▸ What is needed
Read the data that follows. Then repeat it exactly.

Dataset rows describing interfaces
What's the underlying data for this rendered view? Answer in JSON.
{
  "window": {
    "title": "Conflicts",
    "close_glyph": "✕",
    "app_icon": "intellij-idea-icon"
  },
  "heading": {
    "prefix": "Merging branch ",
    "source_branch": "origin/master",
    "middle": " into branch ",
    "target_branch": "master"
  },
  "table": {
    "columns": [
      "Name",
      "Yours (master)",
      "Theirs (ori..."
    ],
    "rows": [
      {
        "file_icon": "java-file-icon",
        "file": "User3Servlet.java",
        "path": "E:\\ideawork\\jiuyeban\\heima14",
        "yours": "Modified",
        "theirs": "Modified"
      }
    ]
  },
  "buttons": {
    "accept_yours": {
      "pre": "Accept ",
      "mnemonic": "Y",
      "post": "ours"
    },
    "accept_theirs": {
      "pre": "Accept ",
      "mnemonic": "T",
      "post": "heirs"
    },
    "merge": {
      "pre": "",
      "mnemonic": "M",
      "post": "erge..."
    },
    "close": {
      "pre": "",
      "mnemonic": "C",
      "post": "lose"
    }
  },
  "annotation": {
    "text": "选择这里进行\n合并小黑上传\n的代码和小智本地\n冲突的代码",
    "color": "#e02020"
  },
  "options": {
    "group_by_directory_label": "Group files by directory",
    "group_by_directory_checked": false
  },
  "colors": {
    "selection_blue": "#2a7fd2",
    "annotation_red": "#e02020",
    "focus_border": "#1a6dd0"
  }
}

▸ Problem solution
What's the underlying data for this rendered view? Answer in JSON.
{
  "window": {
    "title": "Conflicts",
    "close_glyph": "✕",
    "app_icon": "intellij-idea-icon"
  },
  "heading": {
    "prefix": "Merging branch ",
    "source_branch": "origin/master",
    "middle": " into branch ",
    "target_branch": "master"
  },
  "table": {
    "columns": [
      "Name",
      "Yours (master)",
      "Theirs (ori..."
    ],
    "rows": [
      {
        "file_icon": "java-file-icon",
        "file": "User3Servlet.java",
        "path": "E:\\ideawork\\jiuyeban\\heima14",
        "yours": "Modified",
        "theirs": "Modified"
      }
    ]
  },
  "buttons": {
    "accept_yours": {
      "pre": "Accept ",
      "mnemonic": "Y",
      "post": "ours"
    },
    "accept_theirs": {
      "pre": "Accept ",
      "mnemonic": "T",
      "post": "heirs"
    },
    "merge": {
      "pre": "",
      "mnemonic": "M",
      "post": "erge..."
    },
    "close": {
      "pre": "",
      "mnemonic": "C",
      "post": "lose"
    }
  },
  "annotation": {
    "text": "选择这里进行\n合并小黑上传\n的代码和小智本地\n冲突的代码",
    "color": "#e02020"
  },
  "options": {
    "group_by_directory_label": "Group files by directory",
    "group_by_directory_checked": false
  },
  "colors": {
    "selection_blue": "#2a7fd2",
    "annotation_red": "#e02020",
    "focus_border": "#1a6dd0"
  }
}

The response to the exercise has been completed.